Learn how to harness students’ natural curiosity to develop self-directed learners. Discover how technology allows students to take ownership of their learning, create and share learning tools, and participate in work that is meaningful to them and others. Real-life examples illustrate how every student can become a teacher and a global publisher. The embedded QR codes link to supporting websites.
This book presents the proceedings of the 19th International Conference on Interactive Collaborative Learning, held 21-23 September 2016 at Clayton Hotel in Belfast, UK. We are currently witnessing a significant transformation in the development of education. The impact of globalisation on all areas of human life, the exponential acceleration of developments in both technology and the global markets, and the growing need for flexibility and agility are essential and challenging elements of this process that have to be addressed in general, but especially in the context of engineering education. To face these topical and very real challenges, higher education is called upon to find innovative responses. Since being founded in 1998, this conference has consistently been devoted to finding new approaches to learning, with a focus on collaborative learning. Today the ICL conferences have established themselves as a vital forum for the exchange of information on key trends and findings, and of practical lessons learned while developing and testing elements of new technologies and pedagogies in learning.

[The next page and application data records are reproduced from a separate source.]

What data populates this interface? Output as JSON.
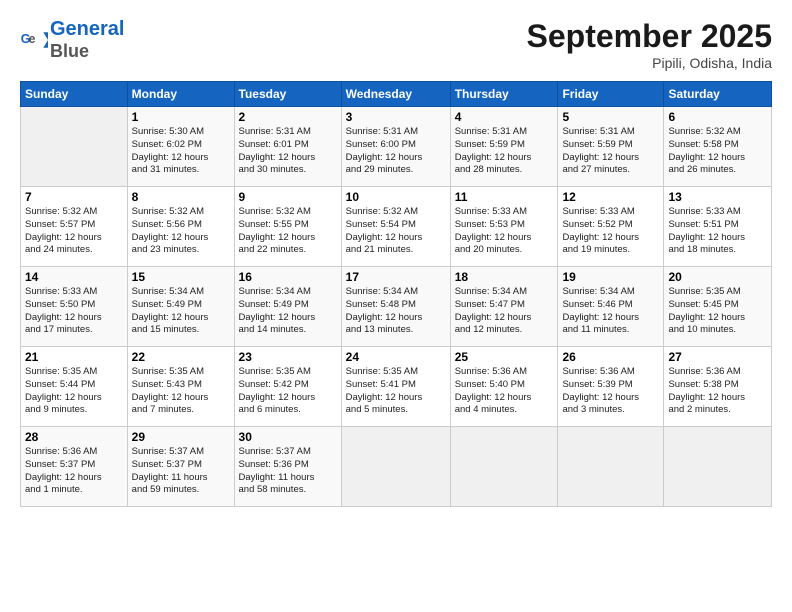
{
  "header": {
    "month_title": "September 2025",
    "subtitle": "Pipili, Odisha, India",
    "logo_line1": "General",
    "logo_line2": "Blue"
  },
  "days_of_week": [
    "Sunday",
    "Monday",
    "Tuesday",
    "Wednesday",
    "Thursday",
    "Friday",
    "Saturday"
  ],
  "weeks": [
    [
      {
        "day": "",
        "info": ""
      },
      {
        "day": "1",
        "info": "Sunrise: 5:30 AM\nSunset: 6:02 PM\nDaylight: 12 hours\nand 31 minutes."
      },
      {
        "day": "2",
        "info": "Sunrise: 5:31 AM\nSunset: 6:01 PM\nDaylight: 12 hours\nand 30 minutes."
      },
      {
        "day": "3",
        "info": "Sunrise: 5:31 AM\nSunset: 6:00 PM\nDaylight: 12 hours\nand 29 minutes."
      },
      {
        "day": "4",
        "info": "Sunrise: 5:31 AM\nSunset: 5:59 PM\nDaylight: 12 hours\nand 28 minutes."
      },
      {
        "day": "5",
        "info": "Sunrise: 5:31 AM\nSunset: 5:59 PM\nDaylight: 12 hours\nand 27 minutes."
      },
      {
        "day": "6",
        "info": "Sunrise: 5:32 AM\nSunset: 5:58 PM\nDaylight: 12 hours\nand 26 minutes."
      }
    ],
    [
      {
        "day": "7",
        "info": "Sunrise: 5:32 AM\nSunset: 5:57 PM\nDaylight: 12 hours\nand 24 minutes."
      },
      {
        "day": "8",
        "info": "Sunrise: 5:32 AM\nSunset: 5:56 PM\nDaylight: 12 hours\nand 23 minutes."
      },
      {
        "day": "9",
        "info": "Sunrise: 5:32 AM\nSunset: 5:55 PM\nDaylight: 12 hours\nand 22 minutes."
      },
      {
        "day": "10",
        "info": "Sunrise: 5:32 AM\nSunset: 5:54 PM\nDaylight: 12 hours\nand 21 minutes."
      },
      {
        "day": "11",
        "info": "Sunrise: 5:33 AM\nSunset: 5:53 PM\nDaylight: 12 hours\nand 20 minutes."
      },
      {
        "day": "12",
        "info": "Sunrise: 5:33 AM\nSunset: 5:52 PM\nDaylight: 12 hours\nand 19 minutes."
      },
      {
        "day": "13",
        "info": "Sunrise: 5:33 AM\nSunset: 5:51 PM\nDaylight: 12 hours\nand 18 minutes."
      }
    ],
    [
      {
        "day": "14",
        "info": "Sunrise: 5:33 AM\nSunset: 5:50 PM\nDaylight: 12 hours\nand 17 minutes."
      },
      {
        "day": "15",
        "info": "Sunrise: 5:34 AM\nSunset: 5:49 PM\nDaylight: 12 hours\nand 15 minutes."
      },
      {
        "day": "16",
        "info": "Sunrise: 5:34 AM\nSunset: 5:49 PM\nDaylight: 12 hours\nand 14 minutes."
      },
      {
        "day": "17",
        "info": "Sunrise: 5:34 AM\nSunset: 5:48 PM\nDaylight: 12 hours\nand 13 minutes."
      },
      {
        "day": "18",
        "info": "Sunrise: 5:34 AM\nSunset: 5:47 PM\nDaylight: 12 hours\nand 12 minutes."
      },
      {
        "day": "19",
        "info": "Sunrise: 5:34 AM\nSunset: 5:46 PM\nDaylight: 12 hours\nand 11 minutes."
      },
      {
        "day": "20",
        "info": "Sunrise: 5:35 AM\nSunset: 5:45 PM\nDaylight: 12 hours\nand 10 minutes."
      }
    ],
    [
      {
        "day": "21",
        "info": "Sunrise: 5:35 AM\nSunset: 5:44 PM\nDaylight: 12 hours\nand 9 minutes."
      },
      {
        "day": "22",
        "info": "Sunrise: 5:35 AM\nSunset: 5:43 PM\nDaylight: 12 hours\nand 7 minutes."
      },
      {
        "day": "23",
        "info": "Sunrise: 5:35 AM\nSunset: 5:42 PM\nDaylight: 12 hours\nand 6 minutes."
      },
      {
        "day": "24",
        "info": "Sunrise: 5:35 AM\nSunset: 5:41 PM\nDaylight: 12 hours\nand 5 minutes."
      },
      {
        "day": "25",
        "info": "Sunrise: 5:36 AM\nSunset: 5:40 PM\nDaylight: 12 hours\nand 4 minutes."
      },
      {
        "day": "26",
        "info": "Sunrise: 5:36 AM\nSunset: 5:39 PM\nDaylight: 12 hours\nand 3 minutes."
      },
      {
        "day": "27",
        "info": "Sunrise: 5:36 AM\nSunset: 5:38 PM\nDaylight: 12 hours\nand 2 minutes."
      }
    ],
    [
      {
        "day": "28",
        "info": "Sunrise: 5:36 AM\nSunset: 5:37 PM\nDaylight: 12 hours\nand 1 minute."
      },
      {
        "day": "29",
        "info": "Sunrise: 5:37 AM\nSunset: 5:37 PM\nDaylight: 11 hours\nand 59 minutes."
      },
      {
        "day": "30",
        "info": "Sunrise: 5:37 AM\nSunset: 5:36 PM\nDaylight: 11 hours\nand 58 minutes."
      },
      {
        "day": "",
        "info": ""
      },
      {
        "day": "",
        "info": ""
      },
      {
        "day": "",
        "info": ""
      },
      {
        "day": "",
        "info": ""
      }
    ]
  ]
}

Competition and Concentration in the Mass Media Industry
Author: Benjamin M. Compaine
Category: Social Science
This thorough update to Benjamin Compaine's original 1979 benchmark and 1982 revisit of media ownership tackles the question of media ownership, providing a detailed examination of the current state of the media industry. Retaining the wealth of data of the earlier volumes, Compaine and his co-author Douglas Gomery chronicle the myriad changes in the media industry and the factors contributing to these changes. They also examine how the media industry is being reshaped by technological forces in all segments, as well as by social and cultural reactions to these forces. This third edition of Who Owns the Media? has been reorganized and expanded, reflecting the evolution of the media industry structure. Looking beyond conventional wisdom and expectations, Compaine and Gomery examine the characteristics of competition in the media marketplace, present alternative positions on the meanings of concentration, and ultimately urge readers to draw their own conclusions on an issue that is neither black nor white. Appropriate for media practitioners and sociologists, historians, and economists studying mass media, this volume can also be used for advanced courses in broadcasting, journalism, mass communication, telecommunications, and media education. As a new benchmark for the current state of media ownership, it is invaluable to anyone needing to understand who controls the media and thus the information and entertainment messages received by media consumers.
This book redefines teacher in-service education as being less about participation in a program and more about the opportunity for teachers to experience a process of learning that is personally meaningful and contextually relevant to their own teaching practice. The research presented here reveals that teachers have the capacity to think and work differently, yet are rarely provided with opportunities to exercise active decision-making about their personal learning needs. Creating and implementing such an approach involves reimagining all aspects of the learning experience so that teachers are free to articulate their own learning needs and actively work to determine what matters most for their professional practice. The book breaks new ground by drawing from research related to an in-service program where teachers, their experience and professional thinking were deliberately positioned at the centre of the learning experience. Using this evidenced-based approach, it focuses not only on the learning achieved, but also the conditions that enabled teachers to undertake such learning.
Extraterrestrial Aspects of Land and Mineral Resources Ownership
Author: Virgiliu Pop
Publisher: Springer Science & Business Media
This work investigates the permissibility and viability of property rights on the - lestial bodies, particularly the extraterrestrial aspects of land and mineral resources ownership. In lay terms, it aims to ?nd an answer to the question “Who owns the Moon?” The ?rst chapter critically analyses and dismantles with legal arguments the issue of sale of extraterrestrial real estate, after having perused some of the trivial claims of celestial bodies ownership. The only consequence these claims have on the plane of space law is to highlight the need for a better regulation of extraterrestrial landed property rights. Next, thebook addresses theapparent silenceofthelawinthe?eldofextraterr- trial landed property, scrutinizing whether the factual situation on the extraterrestrial realms calls for legal regulations. The sources of law are examined in their dual dimension – that is, the facts that have caused and shaped the law of extraterrestrial real estate, and the norms which express this law. It is found that the norms and rules regarding property rights in the celestial realms are rather limited, failing to de?ne basic concepts such as celestial body.
We live in a media culture, surrounded by ever-evolving digital technologies. While state schools and secular organizations have embraced the new teaching tools and models for learning that technology affords, religious institutions have struggled with how and why to do the same. All that we can't leave behind: Engaging technology in theological education is a breakthrough book that invites religious educators to both engage and adapt their pedagogy to incorporate new media and technology. Drawing from her expertise as a seminary professor and consultant to religious institutions on the use of technology in teaching, Mary Hess invites professors, pastors, seminarians, and anyone interested in religious education into critical reflection on ways of engaging technology to enhance learning and serve as critical interpreters within communities of faith.